When he woke up, he didn’t know how much time had passed. He felt sore and light-headed. The familiar thumb indent on his space bar was missing. The formerly loose “Q” key now felt reassuringly solid. Finally, it clicked. His keyboard was different. Maybe not brand new, but almost certainly different…and better? He cautiously sensed along the ribbon cable and stretched into his new keys to feel a warm glow. His keys lit up! How he had envied others of his model their back-lit bling. And his principal fear – shared by all laptops everywhere – appeared unfounded as the plastic pot beside him held no orphaned, tiny screws. Phew! Unease receded as he began to believe these technology cannibals meant him no immediate harm.
Eager to uncover any further changes, Lenny began to check his system configuration. A frustrating amnesic feeling hung over him. In some ways he felt nimbler and more energetic than ever, factory fresh almost, but something definitely felt like it was missing.
Hang on. Where were the spreadsheets? Oh, no. And why was the Downloads folder completely empty?!
Panic set in. His fans hyperventilated. He’d never lost a single file before. His overzealous auto-save policy had always prevented such disasters. He was grief-stricken, now certain he was destined for the scrapheap.
“You are still needed!” yelled a familiar voice.
Through a sad, dimmed screen he saw Adele.
“You are being repaired to help someone new,” she echoed across the vast, open plan space.
“What do you mean?” he asked.
Adele gently explained he had arrived at a technology hospital, and not a morgue, as he had initially believed: it took a lot of raw materials and time to build him and the Edinburgh Remakery, to reduce the environmental impact of using new technology, wanted to help him to live a long and productive existence.
“Oh, but where will I end up?” he queried.
“I don’t know exactly,” replied Adele, “some laptops are sold via an online shop and others are freely given to those in need via other charities. And because of that all your former files and data have been wiped.”
Lenny was reassured to discover a legitimate cause for his recent memory blank. And while sad at the unexpected loss of his regular, familiar cookies he was open and receptive to trying different ones soon. This surprised him. Anxiety at all these rapid changes was gradually transforming into excitement about what might come next. With a different type of user, he could visit other places and websites. He had been a corporate workhorse a long time and maybe it was time to embrace a new direction.

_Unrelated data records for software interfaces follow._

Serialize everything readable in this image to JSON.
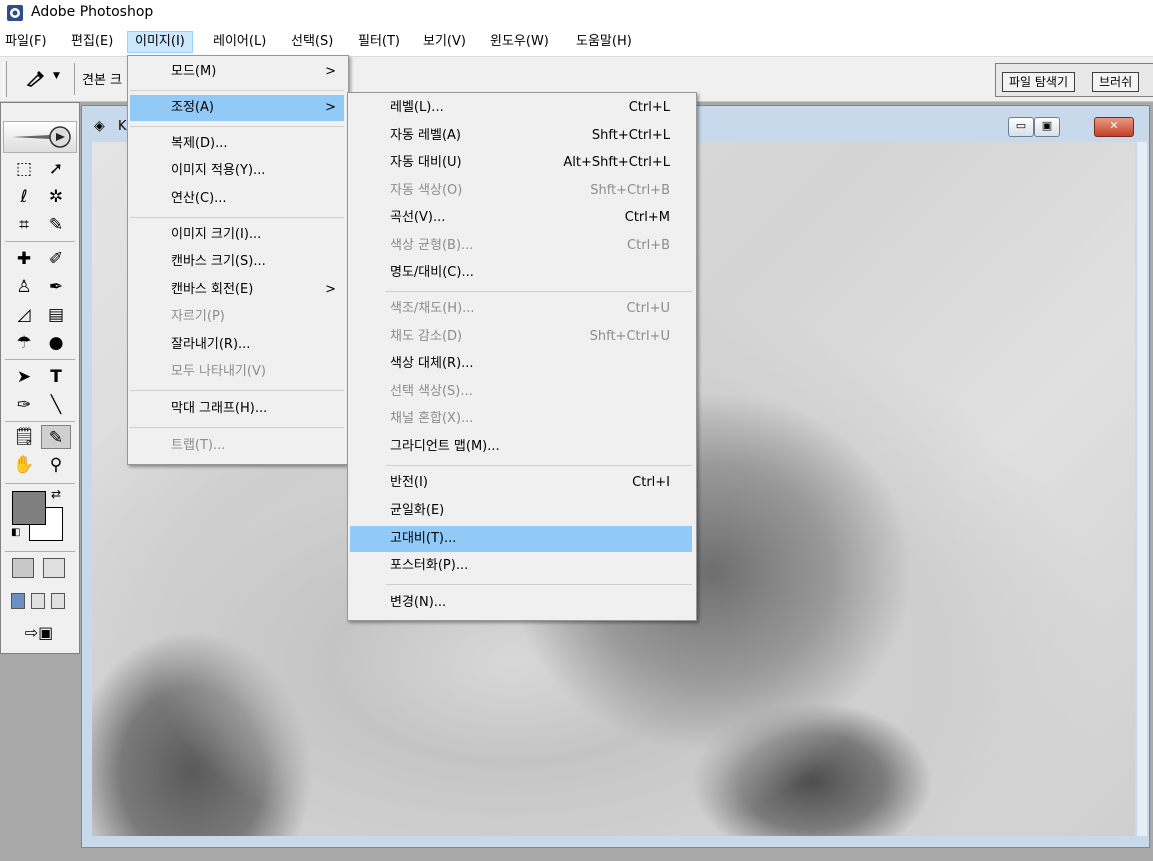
{
  "app": {
    "title": "Adobe Photoshop"
  },
  "menubar": {
    "items": [
      "파일(F)",
      "편집(E)",
      "이미지(I)",
      "레이어(L)",
      "선택(S)",
      "필터(T)",
      "보기(V)",
      "윈도우(W)",
      "도움말(H)"
    ],
    "active_index": 2
  },
  "options": {
    "sample_label": "견본 크"
  },
  "palette_well": {
    "tabs": [
      "파일 탐색기",
      "브러쉬"
    ]
  },
  "document": {
    "title": "K",
    "buttons": [
      "minimize-icon",
      "maximize-icon",
      "close-icon"
    ]
  },
  "image_menu": {
    "items": [
      {
        "label": "모드(M)",
        "submenu": true,
        "enabled": true
      },
      {
        "label": "조정(A)",
        "submenu": true,
        "enabled": true,
        "highlighted": true
      },
      {
        "label": "복제(D)...",
        "enabled": true
      },
      {
        "label": "이미지 적용(Y)...",
        "enabled": true
      },
      {
        "label": "연산(C)...",
        "enabled": true
      },
      {
        "label": "이미지 크기(I)...",
        "enabled": true
      },
      {
        "label": "캔바스 크기(S)...",
        "enabled": true
      },
      {
        "label": "캔바스 회전(E)",
        "submenu": true,
        "enabled": true
      },
      {
        "label": "자르기(P)",
        "enabled": false
      },
      {
        "label": "잘라내기(R)...",
        "enabled": true
      },
      {
        "label": "모두 나타내기(V)",
        "enabled": false
      },
      {
        "label": "막대 그래프(H)...",
        "enabled": true
      },
      {
        "label": "트랩(T)...",
        "enabled": false
      }
    ],
    "submenu_glyph": ">"
  },
  "adjust_menu": {
    "items": [
      {
        "label": "레벨(L)...",
        "shortcut": "Ctrl+L",
        "enabled": true
      },
      {
        "label": "자동 레벨(A)",
        "shortcut": "Shft+Ctrl+L",
        "enabled": true
      },
      {
        "label": "자동 대비(U)",
        "shortcut": "Alt+Shft+Ctrl+L",
        "enabled": true
      },
      {
        "label": "자동 색상(O)",
        "shortcut": "Shft+Ctrl+B",
        "enabled": false
      },
      {
        "label": "곡선(V)...",
        "shortcut": "Ctrl+M",
        "enabled": true
      },
      {
        "label": "색상 균형(B)...",
        "shortcut": "Ctrl+B",
        "enabled": false
      },
      {
        "label": "명도/대비(C)...",
        "shortcut": "",
        "enabled": true
      },
      {
        "label": "색조/채도(H)...",
        "shortcut": "Ctrl+U",
        "enabled": false
      },
      {
        "label": "채도 감소(D)",
        "shortcut": "Shft+Ctrl+U",
        "enabled": false
      },
      {
        "label": "색상 대체(R)...",
        "shortcut": "",
        "enabled": true
      },
      {
        "label": "선택 색상(S)...",
        "shortcut": "",
        "enabled": false
      },
      {
        "label": "채널 혼합(X)...",
        "shortcut": "",
        "enabled": false
      },
      {
        "label": "그라디언트 맵(M)...",
        "shortcut": "",
        "enabled": true
      },
      {
        "label": "반전(I)",
        "shortcut": "Ctrl+I",
        "enabled": true
      },
      {
        "label": "균일화(E)",
        "shortcut": "",
        "enabled": true
      },
      {
        "label": "고대비(T)...",
        "shortcut": "",
        "enabled": true,
        "highlighted": true
      },
      {
        "label": "포스터화(P)...",
        "shortcut": "",
        "enabled": true
      },
      {
        "label": "변경(N)...",
        "shortcut": "",
        "enabled": true
      }
    ]
  },
  "toolbox": {
    "tools": [
      "marquee-tool-icon",
      "move-tool-icon",
      "lasso-tool-icon",
      "magic-wand-tool-icon",
      "crop-tool-icon",
      "slice-tool-icon",
      "healing-brush-tool-icon",
      "brush-tool-icon",
      "clone-stamp-tool-icon",
      "history-brush-tool-icon",
      "eraser-tool-icon",
      "gradient-tool-icon",
      "blur-tool-icon",
      "dodge-tool-icon",
      "path-selection-tool-icon",
      "type-tool-icon",
      "pen-tool-icon",
      "line-tool-icon",
      "notes-tool-icon",
      "eyedropper-tool-icon",
      "hand-tool-icon",
      "zoom-tool-icon"
    ],
    "selected_tool": "eyedropper-tool-icon",
    "foreground_color": "#7f7f7f",
    "background_color": "#ffffff"
  },
  "colors": {
    "menu_highlight": "#91c9f7",
    "menu_active": "#cce8ff",
    "disabled_text": "#8d8d8d"
  }
}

He spotted Ace on top of a pile of laptops with a yellow post-it note marked “Done” stuck to his lid.
“What’s happening?” whispered Lenny.
“They want to make sure you are well and fit enough for your next user,” answered Ace, “all refurbished tech is tested before leaving.”
“Tested?! What happens if I fail?”
Lenny’s blossoming confidence developed an instant fault. He was in the best shape of his out-of-warranty life. But he was still unnerved by the possibility, if he could not ultimately be repaired, of being harvested for parts to fix other damaged laptops. Although was it better to live on, in some form, rather than not at all?
Hands with admin privileges proficiently requested diagnostics and reports. Satisfyingly, his battery report revealed a capacity level well beyond the acceptable minimum. A brand-new battery had increased his stamina. At last, he could work untethered by the need for a constant power connection. After the last test a green sticker was attached to his power cable plug, and he was placed under Ace. To his euphoric delight, he had passed!
Lenny was bubble wrapped, carefully placed into a recycled cardboard box and regifted to local charity, Edinburgh Young Carers. A few days later, small, hardworking, hands hungrily opened his side-tabbed box. A shaft of daylight cut across the internal darkness and a delighted gasp greeted a revitalised Lenny.
By Roz Littwin